Wayne, surrounding counties take part in search-and-rescue exercise
By Gary Popp
Published in News on June 16, 2011 1:46 PM
Local law enforcement officials gathered Wednesday at Lane Tree Golf Club to practice and observe some rescue techniques. The day included a mock helicopter water rescue.
Deputies with the Wayne County Sheriff's Office listen as state emergency response officials discuss the latest techniques in search-and-rescue operations. About 75 members from area rescue, fire and law enforcement units took part in a training exercise Wednesday at the Lane Tree Golf Club.
Michael Kelly/Special to the News-Argus
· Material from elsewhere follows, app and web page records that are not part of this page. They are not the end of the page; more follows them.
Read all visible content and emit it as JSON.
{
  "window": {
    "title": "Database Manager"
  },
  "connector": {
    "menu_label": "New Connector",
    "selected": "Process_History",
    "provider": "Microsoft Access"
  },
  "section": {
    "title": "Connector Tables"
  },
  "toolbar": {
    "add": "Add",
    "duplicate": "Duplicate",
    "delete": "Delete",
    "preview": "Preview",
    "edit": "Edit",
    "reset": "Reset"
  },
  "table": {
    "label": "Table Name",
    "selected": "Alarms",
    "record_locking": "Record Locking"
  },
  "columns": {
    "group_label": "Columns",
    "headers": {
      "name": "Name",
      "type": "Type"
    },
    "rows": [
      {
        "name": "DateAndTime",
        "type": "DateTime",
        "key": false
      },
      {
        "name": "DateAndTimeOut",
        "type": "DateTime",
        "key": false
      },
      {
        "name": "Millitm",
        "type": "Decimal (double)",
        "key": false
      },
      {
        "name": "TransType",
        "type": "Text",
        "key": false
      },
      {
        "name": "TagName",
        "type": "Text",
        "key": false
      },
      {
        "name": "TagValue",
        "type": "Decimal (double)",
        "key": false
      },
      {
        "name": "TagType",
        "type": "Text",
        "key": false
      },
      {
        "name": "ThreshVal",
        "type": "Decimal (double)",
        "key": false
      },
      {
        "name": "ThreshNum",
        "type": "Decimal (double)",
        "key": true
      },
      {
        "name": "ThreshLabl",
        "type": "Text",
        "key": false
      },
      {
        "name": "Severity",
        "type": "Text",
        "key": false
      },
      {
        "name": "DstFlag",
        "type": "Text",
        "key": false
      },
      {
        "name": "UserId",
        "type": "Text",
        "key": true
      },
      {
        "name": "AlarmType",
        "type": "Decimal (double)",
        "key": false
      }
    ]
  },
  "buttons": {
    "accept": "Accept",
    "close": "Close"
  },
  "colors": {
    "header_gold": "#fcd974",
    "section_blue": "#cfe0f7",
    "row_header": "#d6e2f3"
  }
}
Emergency services put on a rescue display at Lane Tree Golf Club. The Wayne County Sheriff's Office helicopter lowered a diver into the pond for the mock rescue.
Rescue units from 14 agencies from Wayne and surrounding counties took part Wednesday in a training workshop and exercise at the Lane Tree Golf Club.
The purpose of the exercise was to allow the various teams to interact with one another, get to know one another better and to hear state officials discuss the latest in training and techniques.
The event was capped by a practice helicopter rescue that involved a number of choppers from different agencies.
"It is a networking opportunity," said Randy Rogers, chief of Arrington Volunteer Fire Department, one of the units involved.
Rogers said cooperation between fire departments, rescue squads and law enforcement agencies is crucial to successful emergency missions. Many situations call for units from different counties to work together.
"It is better to get to know each other on a good day, like this, so when things do go bad we are not working with strangers," Rogers said.
About 75 men and women took part in the day's exercise, which was sponsored by the Wayne County Office of Emergency Services, the Arr-Mac Search and Rescue Team and the Wayne County Sheriff's Office, with the support of the North Carolina Division of Emergency Manage-ment.
The event included a number of experts discussing various aspects of search and rescue operations, from water rescues to K-9 searches to situations calling for help from the air. It included demonstration by several K-9 units and a rescue simulation by the state's Helicopter and Aquatic Rescue Team.
Lining the golf course's parking lot and entry road were static displays, featuring the latest in equipment and personnel from the agencies who use the gear.
The Sampson County Dive Team was one of the agencies that set up a static display, which included high-tech sonar equipment, wet and dry suits and other diving gear. Sampson County Dive Team rescue/recovery diver and dive medical technician advanced Carmine Colantuono responded to questions from professionals from other agencies. The unit was recently involved in the search for a 10-year-old Greene County boy who drowned at a fishing spot on the Neuse River in western Lenoir County.
"Whenever any of these agencies are called out, somebody is having a bad day. We don't always save a life, but we try to mitigate the loss and hurt," Colantuono said.
The helicopter rescue exercise was based on a potential drowning in the golf course lake. Choppers from the Wayne County Sheriff's Office, state Highway Patrol, U.S. Coast Guard, Army National Guard and Marine Corps also were involved and on display.
Mike Sprayberry, deputy director of state Department of Emergency Management, called the workshop "outstanding." He praised the Wayne County units for their expertise and dedication.
"The leadership demonstrated by this county is outstanding," Sprayberry said. "Mel Powers (the county Emergency Management and Security Director) and Sheriff (Carey Winders) spoke good messages today."
Sprayberry said Wayne is considered by state officials to be one of the top counties in the state in its ability to respond to emergencies and in its ability and readiness to help other counties in times of emergency.
He added that the state expects counties to be mainly self-sufficient in most situations but that not every county has the same abilities and having one nearby that can respond or provide backup is often the key to saving lives.
"Readiness is what we are all about," he said.